Illustration for the selective conversion of carbon dioxide based on the lattice engineering of catalytic sites in photocatalysts (Courtesy of XIONG Yujie and Journal of the American Chemical Society)
To address this grand challenge, Xiong research group has incorporated single-atom copper sites into palladium lattice, which can largely prevent the oxidation of copper sites. Meanwhile, the strong binding of hydrogen to palladium can suppress hydrogen evolution and other side reactions in photocatalytic carbon dioxide conversion. Based on the bimetallic palladium-copper structures, the researchers have further combined synchrotron radiation-based X-ray absorption fine structure spectroscopy characterization, in-situ infrared spectroscopy detection and theoretical simulations to establish the structure-property relationship between catalytic sites and carbon dioxide conversion performance. Taking titania photocatalyst as an example, the conversion selectivity carbon dioxide to methane in photocatalysis achieves 96% by Pd7Cu1-TiO2. This design is also applicable to visible-responsive photocatalysts, which can be implemented in photocatalytic carbon dioxide conversion under visible illumination. This work provides fresh insights into the catalytic site design for selective photocatalytic carbon dioxide conversion, and highlights the importance of catalyst lattice engineering at atomic precision to catalytic performance.

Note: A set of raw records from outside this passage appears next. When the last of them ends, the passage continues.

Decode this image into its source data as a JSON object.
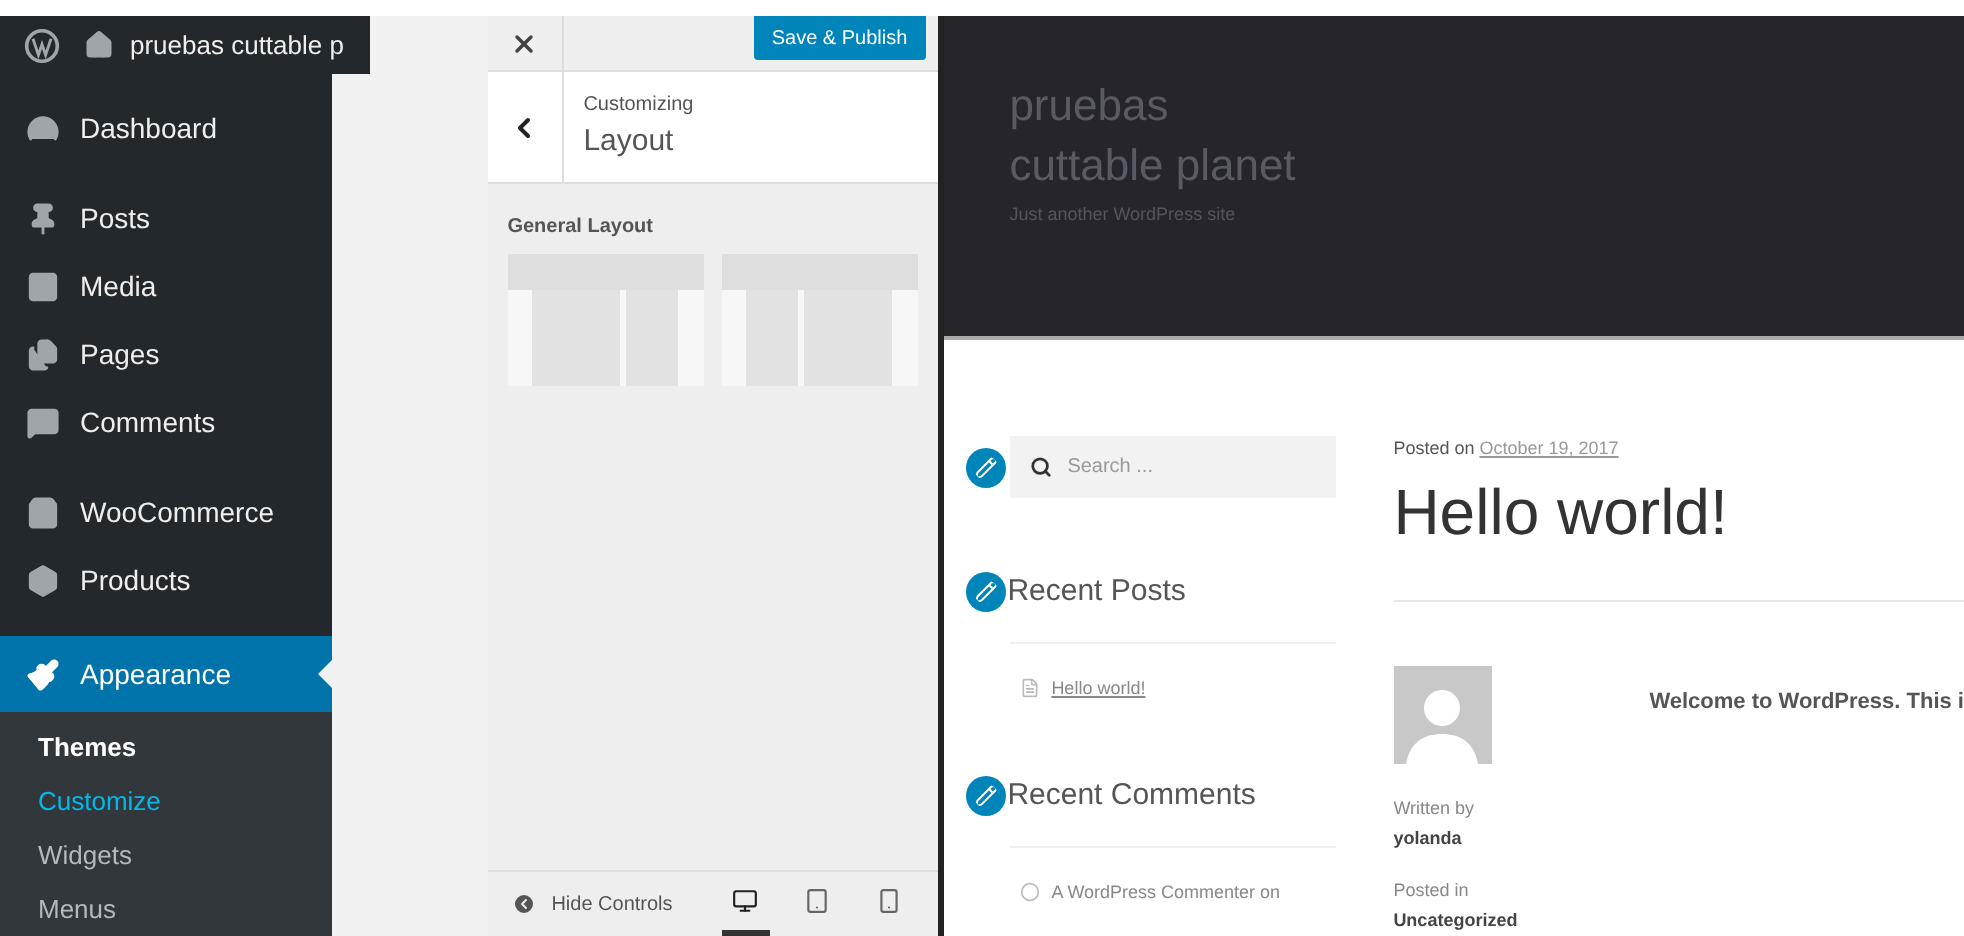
{
  "admin_bar": {
    "site_name": "pruebas cuttable p"
  },
  "sidebar": {
    "items": [
      {
        "label": "Dashboard",
        "kind": "gauge",
        "selected": false
      },
      {
        "label": "Posts",
        "kind": "pin",
        "selected": false
      },
      {
        "label": "Media",
        "kind": "media",
        "selected": false
      },
      {
        "label": "Pages",
        "kind": "pages",
        "selected": false
      },
      {
        "label": "Comments",
        "kind": "comment",
        "selected": false
      },
      {
        "label": "WooCommerce",
        "kind": "woo",
        "selected": false
      },
      {
        "label": "Products",
        "kind": "box",
        "selected": false
      },
      {
        "label": "Appearance",
        "kind": "brush",
        "selected": true
      }
    ],
    "submenu": [
      {
        "label": "Themes",
        "kind": "parent",
        "selected": false
      },
      {
        "label": "Customize",
        "kind": "link",
        "selected": true
      },
      {
        "label": "Widgets",
        "kind": "link",
        "selected": false
      },
      {
        "label": "Menus",
        "kind": "link",
        "selected": false
      }
    ]
  },
  "customizer": {
    "save_button": "Save & Publish",
    "breadcrumb": "Customizing",
    "title": "Layout",
    "section_title": "General Layout",
    "layouts": [
      {
        "kind": "content-sidebar"
      },
      {
        "kind": "sidebar-content"
      }
    ],
    "footer": {
      "hide_controls": "Hide Controls",
      "devices": [
        {
          "kind": "desktop",
          "selected": true
        },
        {
          "kind": "tablet",
          "selected": false
        },
        {
          "kind": "mobile",
          "selected": false
        }
      ]
    }
  },
  "preview": {
    "site_title": "pruebas cuttable planet",
    "tagline": "Just another WordPress site",
    "search": {
      "placeholder": "Search ..."
    },
    "widgets": [
      {
        "title": "Recent Posts",
        "kind": "posts",
        "items": [
          "Hello world!"
        ]
      },
      {
        "title": "Recent Comments",
        "kind": "comments",
        "items": [
          "A WordPress Commenter on"
        ]
      }
    ],
    "post": {
      "posted_on": "Posted on",
      "date": "October 19, 2017",
      "title": "Hello world!",
      "author_label": "Written by",
      "author": "yolanda",
      "category_label": "Posted in",
      "category": "Uncategorized",
      "excerpt": "Welcome to WordPress. This i"
    }
  }
}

Profs. Li Song, Junfa Zhu, Zeming Qi and Jun Jiang made important contributions to the synchrotron radiation-based X-ray absorption fine structure spectroscopy, photoelectron spectroscopy, in-situ diffuse reflectance infrared Fourier-transform spectroscopy characterizations and theoretical simulations in this work. This work was financially supported by the 973 Program, NSFC and CAS Key Research Program of Frontier Sciences.